Monopoly - Price Discrimination
- A-Level, IB
- AQA, Edexcel, OCR, IB, Eduqas, WJEC
Last updated 22 Nov 2021
What is price discrimination?
Price discrimination happens when a firm charges a different price to different groups of consumers for an identical good or service, for reasons not associated with costs of supply.
Price discrimination takes us away from the standard assumption in that there is a single profit-maximising price for the same good or services.
Make sure you have at least one applied example of each type of price discrimination in your notes. Nearly all businesses make use of dynamic pricing methods where prices are heavily determined by the strength of demand and consumers’ willingness & ability to pay. Price discrimination is also known as yield management.
Test your understanding with this past exam multiple choice question!
What are the main types of price discrimination?
1st degree: Charging different prices for each individual unit purchased – where people pay their own individual willingness to pay
2nd degree: Prices varying by quantity sold such as bulk purchase discounts. Prices varying by time of purchase such as peak-time prices
3rd degree: Charging different prices to groups of consumers segmented by the coefficient of price elasticity of demand, income, age, sex
What are the main conditions required for a business to use price discrimination?
- Firms must have sufficient monopoly power: Monopolists always have pricing power – they are price makers not takers
- Identifying different market segments: There must be groups of consumers with different price elasticities of demand
- Ability to separate different groups: Requires information on the purchasing behaviour of consumers – often achieved by accumulating data on previous buying patterns
- Ability to prevent re-sale (arbitrage): No secondary markets where arbitrage can take place at intermediate prices - limiting sales might be done by using age-restrictions, ID cards and so on

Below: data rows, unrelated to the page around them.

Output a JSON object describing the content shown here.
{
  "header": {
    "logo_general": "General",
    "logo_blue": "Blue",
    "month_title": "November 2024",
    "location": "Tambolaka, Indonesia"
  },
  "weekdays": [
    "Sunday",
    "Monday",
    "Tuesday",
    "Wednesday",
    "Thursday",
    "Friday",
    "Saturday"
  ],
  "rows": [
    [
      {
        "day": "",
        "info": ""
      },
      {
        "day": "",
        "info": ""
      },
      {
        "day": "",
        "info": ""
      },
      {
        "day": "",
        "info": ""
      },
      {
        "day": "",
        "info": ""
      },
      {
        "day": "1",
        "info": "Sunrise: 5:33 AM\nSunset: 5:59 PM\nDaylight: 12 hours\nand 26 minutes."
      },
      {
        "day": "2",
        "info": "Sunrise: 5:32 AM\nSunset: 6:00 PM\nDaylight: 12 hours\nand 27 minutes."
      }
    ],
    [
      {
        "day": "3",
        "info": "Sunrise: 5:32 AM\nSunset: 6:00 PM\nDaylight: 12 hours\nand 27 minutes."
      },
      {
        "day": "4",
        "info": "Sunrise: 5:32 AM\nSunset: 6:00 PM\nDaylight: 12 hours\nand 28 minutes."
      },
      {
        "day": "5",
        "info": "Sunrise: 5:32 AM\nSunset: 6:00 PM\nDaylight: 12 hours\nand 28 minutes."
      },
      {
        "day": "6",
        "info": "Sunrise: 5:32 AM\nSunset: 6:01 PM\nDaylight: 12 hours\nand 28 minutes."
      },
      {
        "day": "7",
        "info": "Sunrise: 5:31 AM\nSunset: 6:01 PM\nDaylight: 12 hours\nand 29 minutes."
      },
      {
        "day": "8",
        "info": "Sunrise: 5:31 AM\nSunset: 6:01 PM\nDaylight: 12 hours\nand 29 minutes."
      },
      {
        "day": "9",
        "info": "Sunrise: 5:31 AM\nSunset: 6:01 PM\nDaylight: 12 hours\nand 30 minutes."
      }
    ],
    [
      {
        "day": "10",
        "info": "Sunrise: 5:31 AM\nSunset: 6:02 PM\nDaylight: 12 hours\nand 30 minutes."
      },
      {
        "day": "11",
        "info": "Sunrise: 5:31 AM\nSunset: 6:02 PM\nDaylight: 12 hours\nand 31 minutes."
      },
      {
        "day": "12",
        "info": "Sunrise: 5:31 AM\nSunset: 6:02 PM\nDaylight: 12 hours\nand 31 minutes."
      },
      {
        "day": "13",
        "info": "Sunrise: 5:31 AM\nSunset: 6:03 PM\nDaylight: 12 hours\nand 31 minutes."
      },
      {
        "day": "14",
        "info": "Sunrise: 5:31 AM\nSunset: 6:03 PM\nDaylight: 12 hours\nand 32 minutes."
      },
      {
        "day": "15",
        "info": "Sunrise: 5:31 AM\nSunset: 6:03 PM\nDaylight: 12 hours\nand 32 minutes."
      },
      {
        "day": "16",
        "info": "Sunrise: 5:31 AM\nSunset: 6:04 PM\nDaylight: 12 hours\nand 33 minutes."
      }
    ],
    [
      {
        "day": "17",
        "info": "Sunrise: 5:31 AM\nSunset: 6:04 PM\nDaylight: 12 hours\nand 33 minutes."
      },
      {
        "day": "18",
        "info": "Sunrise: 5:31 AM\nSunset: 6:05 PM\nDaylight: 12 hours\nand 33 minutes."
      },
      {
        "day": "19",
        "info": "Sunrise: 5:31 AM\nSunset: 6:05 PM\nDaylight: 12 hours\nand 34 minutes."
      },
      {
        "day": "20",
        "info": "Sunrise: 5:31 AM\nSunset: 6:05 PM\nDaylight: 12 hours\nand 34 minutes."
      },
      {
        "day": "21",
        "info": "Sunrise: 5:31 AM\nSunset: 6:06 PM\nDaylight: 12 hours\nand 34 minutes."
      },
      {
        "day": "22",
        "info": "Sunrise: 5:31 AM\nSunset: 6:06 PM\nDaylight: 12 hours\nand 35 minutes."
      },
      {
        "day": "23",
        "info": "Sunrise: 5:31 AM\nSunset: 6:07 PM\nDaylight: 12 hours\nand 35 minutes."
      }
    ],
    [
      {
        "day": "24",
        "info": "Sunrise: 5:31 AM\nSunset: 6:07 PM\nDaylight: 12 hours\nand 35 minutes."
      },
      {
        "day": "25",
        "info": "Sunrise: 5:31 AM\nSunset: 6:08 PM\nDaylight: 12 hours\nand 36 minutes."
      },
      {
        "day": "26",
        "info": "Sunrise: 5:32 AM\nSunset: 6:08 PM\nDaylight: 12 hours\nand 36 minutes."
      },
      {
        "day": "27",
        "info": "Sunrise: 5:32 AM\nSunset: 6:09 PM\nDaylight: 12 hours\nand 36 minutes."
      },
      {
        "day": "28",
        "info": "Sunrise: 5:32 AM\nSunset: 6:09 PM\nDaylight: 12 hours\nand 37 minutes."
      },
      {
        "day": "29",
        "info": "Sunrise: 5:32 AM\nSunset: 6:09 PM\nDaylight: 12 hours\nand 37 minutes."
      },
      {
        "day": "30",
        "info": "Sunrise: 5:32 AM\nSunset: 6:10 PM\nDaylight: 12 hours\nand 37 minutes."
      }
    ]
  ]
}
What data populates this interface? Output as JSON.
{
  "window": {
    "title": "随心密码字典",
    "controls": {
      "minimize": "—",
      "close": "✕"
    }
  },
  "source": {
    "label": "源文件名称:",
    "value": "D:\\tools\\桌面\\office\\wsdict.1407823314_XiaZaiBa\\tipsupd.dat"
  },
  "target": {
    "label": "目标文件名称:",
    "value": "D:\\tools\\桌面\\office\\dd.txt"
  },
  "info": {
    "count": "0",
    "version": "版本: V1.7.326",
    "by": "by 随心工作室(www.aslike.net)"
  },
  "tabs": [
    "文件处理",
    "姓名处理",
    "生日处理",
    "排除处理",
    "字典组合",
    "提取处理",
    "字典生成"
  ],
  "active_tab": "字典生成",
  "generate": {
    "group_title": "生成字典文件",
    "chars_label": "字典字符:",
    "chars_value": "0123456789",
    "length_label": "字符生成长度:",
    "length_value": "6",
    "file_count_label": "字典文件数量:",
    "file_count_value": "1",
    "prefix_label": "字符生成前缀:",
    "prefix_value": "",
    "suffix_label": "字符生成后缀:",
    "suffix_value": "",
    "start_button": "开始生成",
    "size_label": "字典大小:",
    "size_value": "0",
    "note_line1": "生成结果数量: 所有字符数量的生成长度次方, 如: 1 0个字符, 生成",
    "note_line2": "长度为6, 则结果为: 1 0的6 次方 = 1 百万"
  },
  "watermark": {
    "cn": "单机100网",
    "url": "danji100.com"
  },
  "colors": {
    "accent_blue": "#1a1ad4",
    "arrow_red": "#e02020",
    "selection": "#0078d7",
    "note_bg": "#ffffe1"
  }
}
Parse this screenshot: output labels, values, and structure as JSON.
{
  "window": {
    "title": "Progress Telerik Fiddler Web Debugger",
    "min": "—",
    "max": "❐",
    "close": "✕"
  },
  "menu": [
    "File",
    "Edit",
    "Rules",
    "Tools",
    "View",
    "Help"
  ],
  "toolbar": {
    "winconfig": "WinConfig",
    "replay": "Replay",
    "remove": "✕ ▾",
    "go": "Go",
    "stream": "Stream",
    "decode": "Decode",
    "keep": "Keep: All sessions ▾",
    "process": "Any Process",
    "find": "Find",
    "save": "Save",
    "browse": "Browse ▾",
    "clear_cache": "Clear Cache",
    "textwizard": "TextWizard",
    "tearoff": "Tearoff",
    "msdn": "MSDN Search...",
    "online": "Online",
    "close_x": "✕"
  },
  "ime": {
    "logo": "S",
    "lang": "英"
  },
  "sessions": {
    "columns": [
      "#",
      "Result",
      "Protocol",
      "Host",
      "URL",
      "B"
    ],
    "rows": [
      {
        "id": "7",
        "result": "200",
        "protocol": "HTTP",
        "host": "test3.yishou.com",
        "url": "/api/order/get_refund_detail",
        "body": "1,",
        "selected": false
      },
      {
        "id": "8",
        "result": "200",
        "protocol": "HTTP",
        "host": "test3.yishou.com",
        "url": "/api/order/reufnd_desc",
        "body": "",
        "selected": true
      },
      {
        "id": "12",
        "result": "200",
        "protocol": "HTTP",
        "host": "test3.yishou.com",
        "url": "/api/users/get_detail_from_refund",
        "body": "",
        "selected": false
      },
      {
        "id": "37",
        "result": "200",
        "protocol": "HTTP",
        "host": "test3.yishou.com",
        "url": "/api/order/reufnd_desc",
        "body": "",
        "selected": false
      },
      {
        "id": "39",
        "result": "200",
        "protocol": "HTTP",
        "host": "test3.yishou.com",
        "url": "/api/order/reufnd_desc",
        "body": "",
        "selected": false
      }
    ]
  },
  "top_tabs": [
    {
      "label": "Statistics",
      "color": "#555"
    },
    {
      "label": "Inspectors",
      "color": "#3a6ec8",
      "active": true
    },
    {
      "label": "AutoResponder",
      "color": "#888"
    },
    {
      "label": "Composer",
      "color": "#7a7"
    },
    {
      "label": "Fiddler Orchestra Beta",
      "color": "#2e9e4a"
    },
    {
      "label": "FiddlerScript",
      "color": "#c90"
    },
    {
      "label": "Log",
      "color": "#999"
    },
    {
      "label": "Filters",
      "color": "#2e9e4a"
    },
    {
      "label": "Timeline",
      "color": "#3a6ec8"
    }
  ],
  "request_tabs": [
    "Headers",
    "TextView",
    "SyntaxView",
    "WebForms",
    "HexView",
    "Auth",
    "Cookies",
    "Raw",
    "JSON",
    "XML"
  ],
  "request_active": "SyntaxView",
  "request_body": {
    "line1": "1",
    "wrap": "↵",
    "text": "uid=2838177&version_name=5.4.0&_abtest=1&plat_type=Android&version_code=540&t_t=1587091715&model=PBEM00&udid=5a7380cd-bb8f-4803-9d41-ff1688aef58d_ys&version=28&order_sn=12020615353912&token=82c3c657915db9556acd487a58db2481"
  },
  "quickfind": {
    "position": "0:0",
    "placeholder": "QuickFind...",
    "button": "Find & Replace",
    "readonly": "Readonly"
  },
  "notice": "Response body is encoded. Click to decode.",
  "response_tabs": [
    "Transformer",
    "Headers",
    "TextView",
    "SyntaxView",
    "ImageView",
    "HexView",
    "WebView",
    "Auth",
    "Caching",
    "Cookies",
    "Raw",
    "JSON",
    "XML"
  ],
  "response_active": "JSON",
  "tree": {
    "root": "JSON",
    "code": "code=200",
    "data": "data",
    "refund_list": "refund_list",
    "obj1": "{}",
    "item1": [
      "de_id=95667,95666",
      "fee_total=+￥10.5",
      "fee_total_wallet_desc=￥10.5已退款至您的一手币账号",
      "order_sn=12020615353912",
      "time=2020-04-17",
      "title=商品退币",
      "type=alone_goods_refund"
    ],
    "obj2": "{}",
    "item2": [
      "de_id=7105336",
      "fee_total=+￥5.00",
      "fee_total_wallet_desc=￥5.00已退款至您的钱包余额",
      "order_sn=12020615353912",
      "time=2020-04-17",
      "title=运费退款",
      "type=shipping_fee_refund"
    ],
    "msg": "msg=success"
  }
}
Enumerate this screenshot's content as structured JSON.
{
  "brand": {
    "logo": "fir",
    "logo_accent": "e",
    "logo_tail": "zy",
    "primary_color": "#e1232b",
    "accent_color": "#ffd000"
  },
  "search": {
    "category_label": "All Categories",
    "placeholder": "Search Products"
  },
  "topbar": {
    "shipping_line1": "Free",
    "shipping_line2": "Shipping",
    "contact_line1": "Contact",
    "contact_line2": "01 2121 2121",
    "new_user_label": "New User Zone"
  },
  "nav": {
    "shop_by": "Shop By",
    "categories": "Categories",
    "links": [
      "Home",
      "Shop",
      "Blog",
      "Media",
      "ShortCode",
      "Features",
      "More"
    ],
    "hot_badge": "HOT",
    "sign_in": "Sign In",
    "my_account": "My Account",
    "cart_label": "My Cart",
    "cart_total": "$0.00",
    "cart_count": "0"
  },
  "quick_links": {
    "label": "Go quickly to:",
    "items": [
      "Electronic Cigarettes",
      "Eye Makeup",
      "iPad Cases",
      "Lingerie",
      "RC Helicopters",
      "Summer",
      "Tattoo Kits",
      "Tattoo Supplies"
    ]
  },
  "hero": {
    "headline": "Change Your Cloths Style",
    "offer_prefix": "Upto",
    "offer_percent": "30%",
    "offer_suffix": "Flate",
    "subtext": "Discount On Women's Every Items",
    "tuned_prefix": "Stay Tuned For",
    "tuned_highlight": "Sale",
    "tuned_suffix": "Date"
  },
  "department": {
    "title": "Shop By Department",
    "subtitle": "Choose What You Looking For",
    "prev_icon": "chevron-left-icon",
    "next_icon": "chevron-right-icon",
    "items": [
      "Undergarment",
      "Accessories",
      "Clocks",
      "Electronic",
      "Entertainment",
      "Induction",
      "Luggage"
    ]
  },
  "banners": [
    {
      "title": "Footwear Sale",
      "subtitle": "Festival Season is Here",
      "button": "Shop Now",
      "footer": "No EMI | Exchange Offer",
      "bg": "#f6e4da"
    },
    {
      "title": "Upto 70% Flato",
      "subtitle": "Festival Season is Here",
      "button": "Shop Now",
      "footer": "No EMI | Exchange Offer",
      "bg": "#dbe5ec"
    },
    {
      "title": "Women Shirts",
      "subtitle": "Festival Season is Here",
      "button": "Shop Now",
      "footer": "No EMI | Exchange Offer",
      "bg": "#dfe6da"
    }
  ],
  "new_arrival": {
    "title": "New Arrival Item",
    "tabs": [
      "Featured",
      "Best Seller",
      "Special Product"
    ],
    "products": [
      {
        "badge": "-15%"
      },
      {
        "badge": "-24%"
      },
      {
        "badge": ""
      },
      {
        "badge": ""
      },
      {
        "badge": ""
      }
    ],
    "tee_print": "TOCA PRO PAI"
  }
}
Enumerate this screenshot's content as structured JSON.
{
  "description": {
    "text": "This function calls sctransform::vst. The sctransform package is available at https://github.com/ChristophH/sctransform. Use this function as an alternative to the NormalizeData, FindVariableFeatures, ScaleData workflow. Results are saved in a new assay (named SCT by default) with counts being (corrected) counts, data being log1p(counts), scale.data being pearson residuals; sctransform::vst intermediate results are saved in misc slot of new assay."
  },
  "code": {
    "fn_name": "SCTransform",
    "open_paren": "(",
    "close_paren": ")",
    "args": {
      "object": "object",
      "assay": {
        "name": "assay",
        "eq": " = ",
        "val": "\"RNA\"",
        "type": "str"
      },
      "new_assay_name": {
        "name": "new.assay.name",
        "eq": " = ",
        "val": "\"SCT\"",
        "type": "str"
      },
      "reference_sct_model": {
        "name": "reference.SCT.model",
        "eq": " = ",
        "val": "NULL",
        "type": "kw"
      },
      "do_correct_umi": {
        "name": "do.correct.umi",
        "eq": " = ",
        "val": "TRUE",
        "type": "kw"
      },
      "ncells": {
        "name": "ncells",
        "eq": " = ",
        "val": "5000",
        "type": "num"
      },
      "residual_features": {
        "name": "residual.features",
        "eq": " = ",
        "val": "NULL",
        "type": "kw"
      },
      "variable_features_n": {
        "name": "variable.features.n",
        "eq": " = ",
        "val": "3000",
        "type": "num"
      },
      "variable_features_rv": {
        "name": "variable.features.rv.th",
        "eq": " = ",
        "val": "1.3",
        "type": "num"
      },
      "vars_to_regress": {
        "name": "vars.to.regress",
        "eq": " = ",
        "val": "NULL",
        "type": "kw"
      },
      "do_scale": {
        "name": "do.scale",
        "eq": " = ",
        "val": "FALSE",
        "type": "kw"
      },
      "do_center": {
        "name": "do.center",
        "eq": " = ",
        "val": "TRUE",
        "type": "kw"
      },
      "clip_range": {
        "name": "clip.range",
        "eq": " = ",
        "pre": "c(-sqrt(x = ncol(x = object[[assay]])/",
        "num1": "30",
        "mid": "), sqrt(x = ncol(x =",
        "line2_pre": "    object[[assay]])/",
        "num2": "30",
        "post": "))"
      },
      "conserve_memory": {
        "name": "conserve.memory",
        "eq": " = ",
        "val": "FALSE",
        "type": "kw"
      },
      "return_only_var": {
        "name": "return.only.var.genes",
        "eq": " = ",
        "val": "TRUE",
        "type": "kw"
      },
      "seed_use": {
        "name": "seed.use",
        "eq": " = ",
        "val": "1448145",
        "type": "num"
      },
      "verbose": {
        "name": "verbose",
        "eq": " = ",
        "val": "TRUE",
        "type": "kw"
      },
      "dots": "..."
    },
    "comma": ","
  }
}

Price discrimination does not happen in perfectly competitive markets. It is only a feature of imperfect competition where firms have some discretion / power over the prices they charge.
What are the main aims of price discrimination?
Providing that extra units can be sold for a price above the marginal cost of supply, price discrimination is an effective way to increase revenue and profits
- To increase total revenue by extracting consumer surplus and turning it into producer surplus
- To increase total profit providing the marginal profit from selling to customers is positive
- To generate cash-flow especially during a recession
- To increase market share and build customer loyalty
- To make more efficient use of a firm’s spare capacity
- To reduce waste and cut the cost of keeping products in stock / storage
What are the main advantages from price discrimination?
- It makes fuller use of spare capacity leading to less waste and unsold stock. There are potential environmental benefits from this.
- Helps generate extra cash flow for businesses which can ensure survival during a recession / tough economic times.
- Can help fund the cross-subsidy of goods and services – for example premium prices for some can fund discounts for other groups perhaps living on lower incomes.
- Higher monopoly profits can finance research and development spending which then drives improved dynamic efficiency.
What are some disadvantages from price discrimination?
- Price discrimination operates mainly in the interests of producers as they extract consumer surplus and turn it into extra supernormal profit
- Can be used as a pricing tactic to reduce competition and reinforce the market dominance of leading firms
- May lead to manipulation of groups with a price inelastic demand, not all of whom are on high incomes
- Can be viewed as unfair to certain groups, for example there is some evidence of businesses using gender pricing on selected products